YOUR OBJECTIVE — Please restate the lines shown below exactly, every one of them.

—————

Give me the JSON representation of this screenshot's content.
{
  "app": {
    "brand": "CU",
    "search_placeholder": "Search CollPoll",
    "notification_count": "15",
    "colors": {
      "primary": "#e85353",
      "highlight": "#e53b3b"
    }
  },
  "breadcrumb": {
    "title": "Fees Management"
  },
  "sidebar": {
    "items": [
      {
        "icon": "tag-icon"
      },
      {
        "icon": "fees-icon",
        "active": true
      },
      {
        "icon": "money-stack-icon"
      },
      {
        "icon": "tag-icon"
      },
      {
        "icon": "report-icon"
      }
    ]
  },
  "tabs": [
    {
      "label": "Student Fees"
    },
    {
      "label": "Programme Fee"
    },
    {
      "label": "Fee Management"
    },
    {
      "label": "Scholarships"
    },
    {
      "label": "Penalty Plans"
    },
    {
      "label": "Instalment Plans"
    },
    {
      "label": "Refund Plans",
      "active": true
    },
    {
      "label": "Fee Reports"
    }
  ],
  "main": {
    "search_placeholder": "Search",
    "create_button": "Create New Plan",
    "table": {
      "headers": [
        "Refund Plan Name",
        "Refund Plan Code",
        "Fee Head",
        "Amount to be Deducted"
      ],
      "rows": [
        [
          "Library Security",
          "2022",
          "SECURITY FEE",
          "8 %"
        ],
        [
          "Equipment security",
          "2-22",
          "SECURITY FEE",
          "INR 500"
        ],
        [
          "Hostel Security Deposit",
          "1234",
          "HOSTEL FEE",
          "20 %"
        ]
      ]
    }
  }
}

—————

SOLUTION —
Give me the JSON representation of this screenshot's content.
{
  "app": {
    "brand": "CU",
    "search_placeholder": "Search CollPoll",
    "notification_count": "15",
    "colors": {
      "primary": "#e85353",
      "highlight": "#e53b3b"
    }
  },
  "breadcrumb": {
    "title": "Fees Management"
  },
  "sidebar": {
    "items": [
      {
        "icon": "tag-icon"
      },
      {
        "icon": "fees-icon",
        "active": true
      },
      {
        "icon": "money-stack-icon"
      },
      {
        "icon": "tag-icon"
      },
      {
        "icon": "report-icon"
      }
    ]
  },
  "tabs": [
    {
      "label": "Student Fees"
    },
    {
      "label": "Programme Fee"
    },
    {
      "label": "Fee Management"
    },
    {
      "label": "Scholarships"
    },
    {
      "label": "Penalty Plans"
    },
    {
      "label": "Instalment Plans"
    },
    {
      "label": "Refund Plans",
      "active": true
    },
    {
      "label": "Fee Reports"
    }
  ],
  "main": {
    "search_placeholder": "Search",
    "create_button": "Create New Plan",
    "table": {
      "headers": [
        "Refund Plan Name",
        "Refund Plan Code",
        "Fee Head",
        "Amount to be Deducted"
      ],
      "rows": [
        [
          "Library Security",
          "2022",
          "SECURITY FEE",
          "8 %"
        ],
        [
          "Equipment security",
          "2-22",
          "SECURITY FEE",
          "INR 500"
        ],
        [
          "Hostel Security Deposit",
          "1234",
          "HOSTEL FEE",
          "20 %"
        ]
      ]
    }
  }
}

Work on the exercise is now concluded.